integer (32 bits signed):Integer (Fixnum or Bignum)
long integer (64 bits signed):Integer (Fixnum or Bignum)
float (32 bits signed):Float
double float (64 bits signed):Float
decimal (128+ bits signed):BigDecimal
boolean:true (TrueClass) and false (FalseClass)
date (day):Date
date time:DateTime (see SDL4R#new_date_time if you want to get Time instances from the parsers)
time span:SdlTimeSpan
binary:SdlBinary (to avoid confusion with simple strings)
null:nil (NilClass)

TO FIX: the handling of floating numbers in Ruby being different from the Java world, the behavior of SDL4R at limits might not be perfect for the time being.

UTF-8 Support

In Ruby 1.8, in order to enable UTF-8 support, you may have to declare the following lines:

    $KCODE = 'u'
    require 'jcode'

This will give you correct input and output and correct UTF-8 “general” sorting. Alternatively you can use the following options when launching the Ruby interpreter:

    /path/to/ruby -Ku -rjcode

Ruby Support

SDL4R has been tested on:

 * Ruby 1.8.7
 * Ruby 1.9.1
 * Ruby 1.9.2
 * JRuby 1.5.1


Simple Declarative Language (SDL) for Ruby

Copyright 2005 Ikayzo, inc.

This program is free software.

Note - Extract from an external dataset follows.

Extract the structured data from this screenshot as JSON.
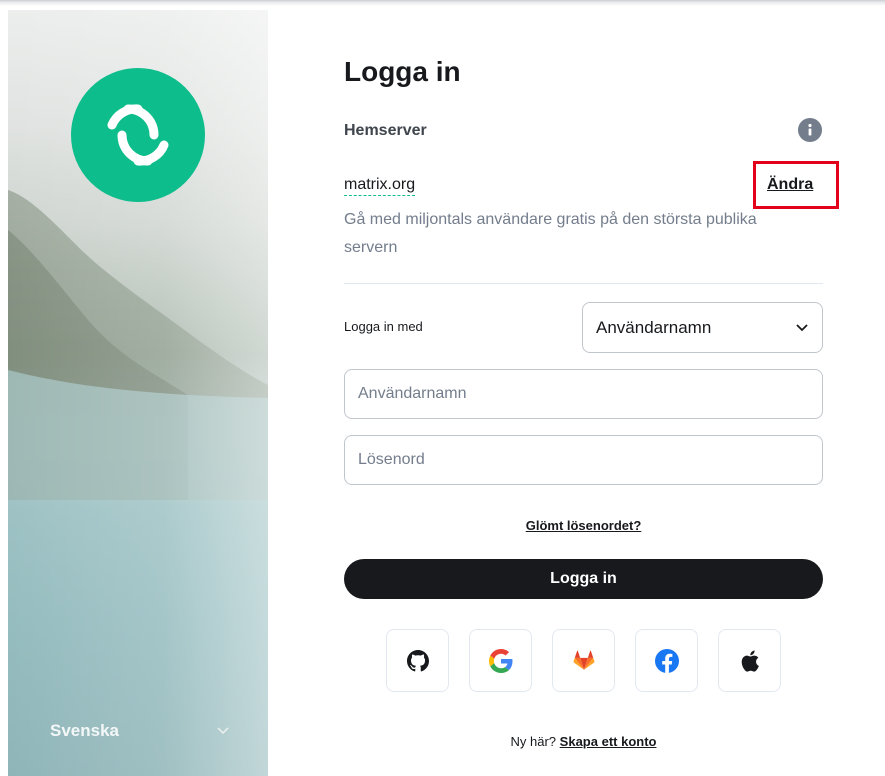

You can distribute or modify it under the terms of the GNU Lesser General Public License version 2.1 as published by the Free Software Foundation.

This program is distributed AS IS and WITHOUT WARRANTY. OF ANY KIND, INCLUDING MERCHANTABILITY OR FITNESS FOR A PARTICULAR PURPOSE. See the GNU Lesser General Public License for more details.

You should have received a copy of the GNU Lesser General Public License along with this program; if not, contact the Free Software Foundation, Inc., 59 Temple Place - Suite 330, Boston, MA 02111-1307, USA.